A line belongs in the answer only if it contains the word "Sleeve"; copy every such line from the listing below.

──────────────────────────────

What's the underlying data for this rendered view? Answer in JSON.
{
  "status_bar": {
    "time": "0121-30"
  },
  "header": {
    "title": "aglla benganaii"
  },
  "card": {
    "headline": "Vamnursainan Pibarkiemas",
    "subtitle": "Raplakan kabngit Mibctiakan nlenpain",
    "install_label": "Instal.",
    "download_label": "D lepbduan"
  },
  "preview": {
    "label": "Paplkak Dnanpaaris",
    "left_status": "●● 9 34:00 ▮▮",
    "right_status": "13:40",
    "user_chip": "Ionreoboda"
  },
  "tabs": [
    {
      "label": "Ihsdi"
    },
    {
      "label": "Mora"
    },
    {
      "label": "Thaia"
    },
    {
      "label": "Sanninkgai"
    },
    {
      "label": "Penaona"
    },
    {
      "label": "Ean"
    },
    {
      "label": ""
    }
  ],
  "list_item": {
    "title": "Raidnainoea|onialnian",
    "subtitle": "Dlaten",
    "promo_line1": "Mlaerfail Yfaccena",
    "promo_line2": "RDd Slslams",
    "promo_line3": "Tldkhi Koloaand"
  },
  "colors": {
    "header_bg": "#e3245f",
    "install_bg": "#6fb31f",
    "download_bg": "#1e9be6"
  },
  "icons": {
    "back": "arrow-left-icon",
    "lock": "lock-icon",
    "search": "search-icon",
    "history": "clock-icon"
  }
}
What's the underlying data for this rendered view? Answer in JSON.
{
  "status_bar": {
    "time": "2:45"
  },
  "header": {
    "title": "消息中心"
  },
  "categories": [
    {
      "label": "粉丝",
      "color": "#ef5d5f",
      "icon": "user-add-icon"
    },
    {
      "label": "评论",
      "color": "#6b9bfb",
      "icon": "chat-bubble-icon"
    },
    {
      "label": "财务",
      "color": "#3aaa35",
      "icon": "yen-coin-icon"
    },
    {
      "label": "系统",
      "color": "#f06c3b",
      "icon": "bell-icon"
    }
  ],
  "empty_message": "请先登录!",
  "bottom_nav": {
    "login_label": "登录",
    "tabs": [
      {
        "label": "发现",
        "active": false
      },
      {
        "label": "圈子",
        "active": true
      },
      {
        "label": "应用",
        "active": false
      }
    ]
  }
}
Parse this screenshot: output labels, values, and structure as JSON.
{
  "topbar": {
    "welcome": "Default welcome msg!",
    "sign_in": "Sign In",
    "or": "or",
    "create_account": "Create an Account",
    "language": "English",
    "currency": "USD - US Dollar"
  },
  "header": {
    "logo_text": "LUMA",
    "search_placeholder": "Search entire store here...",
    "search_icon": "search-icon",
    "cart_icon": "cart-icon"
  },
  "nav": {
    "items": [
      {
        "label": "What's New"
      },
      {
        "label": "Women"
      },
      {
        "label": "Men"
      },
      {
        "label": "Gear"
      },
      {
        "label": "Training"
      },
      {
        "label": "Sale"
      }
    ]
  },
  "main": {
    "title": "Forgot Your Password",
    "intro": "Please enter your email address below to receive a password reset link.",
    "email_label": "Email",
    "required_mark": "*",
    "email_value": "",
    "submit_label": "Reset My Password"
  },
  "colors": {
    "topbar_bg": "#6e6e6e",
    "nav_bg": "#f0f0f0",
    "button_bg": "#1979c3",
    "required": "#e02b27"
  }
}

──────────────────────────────

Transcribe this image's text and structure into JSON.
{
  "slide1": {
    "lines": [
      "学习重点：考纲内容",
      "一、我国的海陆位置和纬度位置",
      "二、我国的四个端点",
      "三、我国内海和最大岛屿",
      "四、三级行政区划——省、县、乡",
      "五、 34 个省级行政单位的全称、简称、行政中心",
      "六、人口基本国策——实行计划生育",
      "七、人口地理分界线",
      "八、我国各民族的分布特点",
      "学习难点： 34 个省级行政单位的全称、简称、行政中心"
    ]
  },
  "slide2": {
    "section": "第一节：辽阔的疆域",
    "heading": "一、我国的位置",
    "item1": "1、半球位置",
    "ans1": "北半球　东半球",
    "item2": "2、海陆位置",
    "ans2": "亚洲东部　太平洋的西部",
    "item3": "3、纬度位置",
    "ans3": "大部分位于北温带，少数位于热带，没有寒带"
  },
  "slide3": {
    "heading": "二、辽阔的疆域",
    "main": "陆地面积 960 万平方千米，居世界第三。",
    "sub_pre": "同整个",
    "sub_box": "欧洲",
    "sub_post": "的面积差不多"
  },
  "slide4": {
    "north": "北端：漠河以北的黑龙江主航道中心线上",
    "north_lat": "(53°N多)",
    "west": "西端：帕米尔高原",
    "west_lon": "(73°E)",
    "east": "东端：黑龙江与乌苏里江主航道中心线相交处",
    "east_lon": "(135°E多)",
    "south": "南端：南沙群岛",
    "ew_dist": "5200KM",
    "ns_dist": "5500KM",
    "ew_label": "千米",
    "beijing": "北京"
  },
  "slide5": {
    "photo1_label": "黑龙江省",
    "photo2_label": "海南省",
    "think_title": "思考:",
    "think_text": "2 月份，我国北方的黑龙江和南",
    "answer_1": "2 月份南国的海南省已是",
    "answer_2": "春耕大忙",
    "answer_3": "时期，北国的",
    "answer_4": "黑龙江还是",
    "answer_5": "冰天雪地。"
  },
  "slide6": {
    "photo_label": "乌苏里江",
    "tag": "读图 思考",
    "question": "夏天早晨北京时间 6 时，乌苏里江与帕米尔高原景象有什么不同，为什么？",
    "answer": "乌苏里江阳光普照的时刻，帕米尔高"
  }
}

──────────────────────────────

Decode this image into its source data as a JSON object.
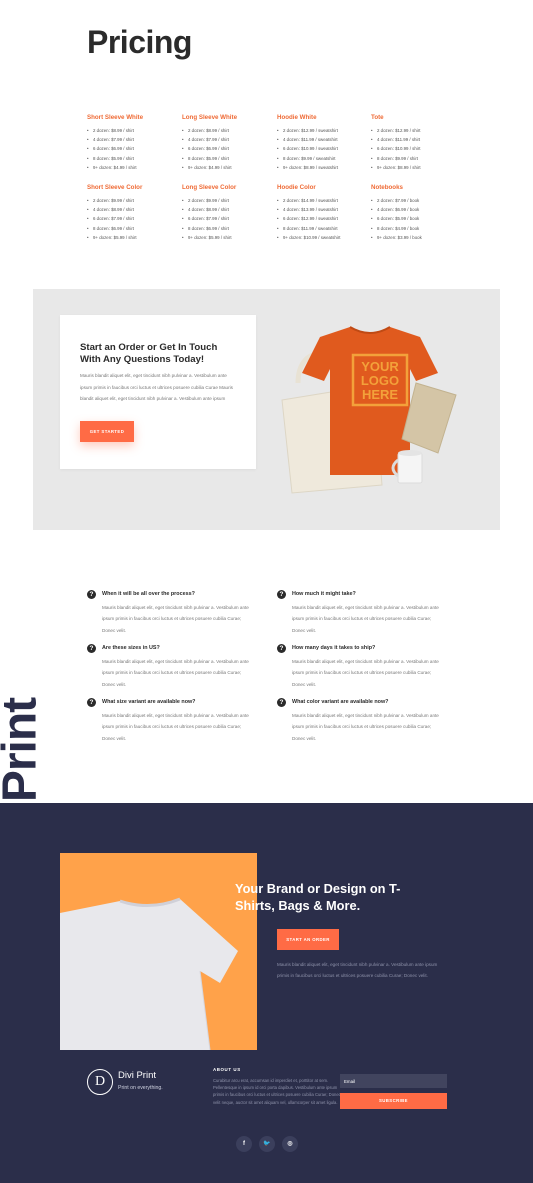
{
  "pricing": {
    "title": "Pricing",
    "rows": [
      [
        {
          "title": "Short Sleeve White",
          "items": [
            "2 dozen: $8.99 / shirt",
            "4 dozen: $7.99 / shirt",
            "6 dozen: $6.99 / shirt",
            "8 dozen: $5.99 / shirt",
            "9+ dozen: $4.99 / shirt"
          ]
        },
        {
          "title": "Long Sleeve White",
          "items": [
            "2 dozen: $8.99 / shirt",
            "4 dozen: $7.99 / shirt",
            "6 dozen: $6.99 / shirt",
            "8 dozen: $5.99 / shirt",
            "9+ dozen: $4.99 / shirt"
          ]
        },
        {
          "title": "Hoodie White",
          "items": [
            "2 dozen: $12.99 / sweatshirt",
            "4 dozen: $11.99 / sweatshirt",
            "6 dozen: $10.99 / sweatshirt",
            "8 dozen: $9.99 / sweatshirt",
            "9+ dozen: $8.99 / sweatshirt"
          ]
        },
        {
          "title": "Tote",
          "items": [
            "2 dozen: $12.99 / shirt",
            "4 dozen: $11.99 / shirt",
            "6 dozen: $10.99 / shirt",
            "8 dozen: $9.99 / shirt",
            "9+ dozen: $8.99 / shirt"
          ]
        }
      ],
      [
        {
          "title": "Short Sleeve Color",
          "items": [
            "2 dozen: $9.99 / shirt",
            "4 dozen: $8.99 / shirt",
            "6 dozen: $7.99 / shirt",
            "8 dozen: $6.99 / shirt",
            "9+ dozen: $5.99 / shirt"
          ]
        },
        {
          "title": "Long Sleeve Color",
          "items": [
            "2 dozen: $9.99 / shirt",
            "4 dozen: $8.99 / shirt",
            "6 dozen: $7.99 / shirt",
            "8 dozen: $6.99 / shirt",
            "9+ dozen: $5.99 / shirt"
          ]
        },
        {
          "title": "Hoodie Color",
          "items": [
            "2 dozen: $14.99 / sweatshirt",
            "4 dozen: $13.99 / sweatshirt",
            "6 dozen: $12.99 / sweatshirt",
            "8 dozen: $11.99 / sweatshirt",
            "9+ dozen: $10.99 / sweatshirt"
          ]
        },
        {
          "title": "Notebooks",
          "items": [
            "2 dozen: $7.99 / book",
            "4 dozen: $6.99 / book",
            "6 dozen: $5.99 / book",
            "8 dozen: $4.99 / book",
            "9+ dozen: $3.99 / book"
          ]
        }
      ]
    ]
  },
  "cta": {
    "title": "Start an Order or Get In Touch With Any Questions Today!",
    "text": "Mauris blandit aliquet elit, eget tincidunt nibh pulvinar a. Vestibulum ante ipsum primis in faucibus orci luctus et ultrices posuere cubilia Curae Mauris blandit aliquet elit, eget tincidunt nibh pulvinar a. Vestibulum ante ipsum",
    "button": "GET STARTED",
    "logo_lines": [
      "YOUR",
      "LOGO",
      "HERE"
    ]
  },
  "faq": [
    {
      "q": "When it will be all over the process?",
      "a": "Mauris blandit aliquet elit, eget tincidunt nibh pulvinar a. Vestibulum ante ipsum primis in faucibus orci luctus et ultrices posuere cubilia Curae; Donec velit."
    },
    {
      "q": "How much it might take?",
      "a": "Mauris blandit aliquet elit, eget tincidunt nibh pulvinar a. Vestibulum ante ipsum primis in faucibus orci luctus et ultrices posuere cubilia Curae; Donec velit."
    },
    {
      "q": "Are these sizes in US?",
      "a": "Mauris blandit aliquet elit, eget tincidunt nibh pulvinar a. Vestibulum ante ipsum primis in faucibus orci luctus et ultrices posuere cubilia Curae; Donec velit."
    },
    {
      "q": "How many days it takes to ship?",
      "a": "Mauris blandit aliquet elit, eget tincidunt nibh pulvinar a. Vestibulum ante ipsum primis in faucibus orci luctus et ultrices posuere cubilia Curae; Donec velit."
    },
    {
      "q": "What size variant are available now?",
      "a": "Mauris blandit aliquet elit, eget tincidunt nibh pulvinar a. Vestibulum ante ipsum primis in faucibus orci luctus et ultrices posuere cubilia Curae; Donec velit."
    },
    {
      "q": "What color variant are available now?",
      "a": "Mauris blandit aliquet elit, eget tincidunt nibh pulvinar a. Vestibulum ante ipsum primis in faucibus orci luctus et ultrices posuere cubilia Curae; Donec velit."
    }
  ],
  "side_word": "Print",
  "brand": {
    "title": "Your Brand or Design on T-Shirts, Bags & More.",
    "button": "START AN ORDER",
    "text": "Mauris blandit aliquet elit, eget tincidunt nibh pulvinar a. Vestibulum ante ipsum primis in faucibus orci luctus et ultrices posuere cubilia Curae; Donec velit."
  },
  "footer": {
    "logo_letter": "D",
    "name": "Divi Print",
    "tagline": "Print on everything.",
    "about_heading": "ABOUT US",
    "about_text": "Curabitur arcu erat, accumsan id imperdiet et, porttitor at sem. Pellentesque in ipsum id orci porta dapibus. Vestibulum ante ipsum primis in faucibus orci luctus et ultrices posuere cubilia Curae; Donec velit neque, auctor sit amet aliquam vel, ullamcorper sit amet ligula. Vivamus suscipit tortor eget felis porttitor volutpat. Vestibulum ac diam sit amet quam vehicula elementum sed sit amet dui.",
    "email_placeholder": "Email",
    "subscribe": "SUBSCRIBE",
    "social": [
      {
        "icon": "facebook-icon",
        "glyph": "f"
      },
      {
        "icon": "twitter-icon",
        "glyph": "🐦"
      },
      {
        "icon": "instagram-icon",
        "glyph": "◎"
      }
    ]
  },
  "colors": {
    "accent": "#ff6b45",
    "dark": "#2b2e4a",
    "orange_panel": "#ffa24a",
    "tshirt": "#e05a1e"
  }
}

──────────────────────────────

### SOLVED PROBLEM:
          "title": "Short Sleeve White",
          "title": "Long Sleeve White",
          "title": "Short Sleeve Color",
          "title": "Long Sleeve Color",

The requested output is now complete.